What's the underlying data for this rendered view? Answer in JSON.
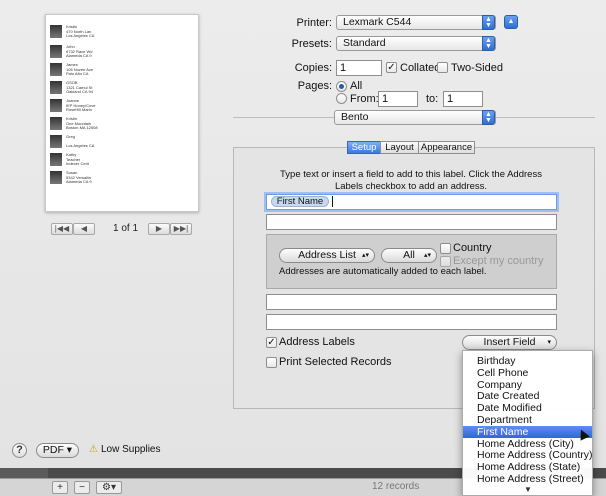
{
  "background": {
    "records": "12 records",
    "add_label": "+",
    "remove_label": "−",
    "gear_label": "⚙▾"
  },
  "preview": {
    "page_info": "1 of 1",
    "first": "|◀◀",
    "prev": "◀",
    "next": "▶",
    "last": "▶▶|",
    "entries": [
      "Kristin\n470 North Lan\nLos Angeles CA",
      "John\n6732 Race Wd\nAlameda CA 9",
      "James\n106 Nozee Ave\nPalo Alto CA",
      "GSOB\n1321 Camul St\nOakland CA 94",
      "Joanne\nIEP Honey/Cove\nRoseHill Marin",
      "Kristin\nOne Mountain\nBoston MA 12508",
      "Greg\n\nLos Angeles CA",
      "Kathy\nTeacher\nIndexer Cerit",
      "Susan\n5342 Versailin\nAlameda CA 9"
    ]
  },
  "print": {
    "printer_label": "Printer:",
    "printer_value": "Lexmark C544",
    "presets_label": "Presets:",
    "presets_value": "Standard",
    "copies_label": "Copies:",
    "copies_value": "1",
    "collated_label": "Collated",
    "two_sided_label": "Two-Sided",
    "pages_label": "Pages:",
    "all_label": "All",
    "from_label": "From:",
    "from_value": "1",
    "to_label": "to:",
    "to_value": "1",
    "app_popup": "Bento"
  },
  "tabs": [
    "Setup",
    "Layout",
    "Appearance"
  ],
  "setup": {
    "instructions": "Type text or insert a field to add to this label. Click the Address Labels checkbox to add an address.",
    "token": "First Name",
    "address_list": "Address List",
    "all_popup": "All",
    "country_label": "Country",
    "except_label": "Except my country",
    "auto_note": "Addresses are automatically added to each label.",
    "address_labels": "Address Labels",
    "print_selected": "Print Selected Records",
    "insert_field": "Insert Field"
  },
  "footer": {
    "help": "?",
    "pdf": "PDF ▾",
    "low_supplies": "Low Supplies"
  },
  "menu": {
    "items": [
      "Birthday",
      "Cell Phone",
      "Company",
      "Date Created",
      "Date Modified",
      "Department",
      "First Name",
      "Home Address (City)",
      "Home Address (Country)",
      "Home Address (State)",
      "Home Address (Street)"
    ],
    "highlighted": "First Name",
    "more": "▼"
  },
  "colors": {
    "accent": "#2f66d8",
    "token": "#c9d8ef",
    "warning": "#d6a000"
  }
}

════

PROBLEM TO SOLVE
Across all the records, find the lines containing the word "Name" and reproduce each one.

TASK RESULT
    "token": "First Name",
      "First Name",
    "highlighted": "First Name",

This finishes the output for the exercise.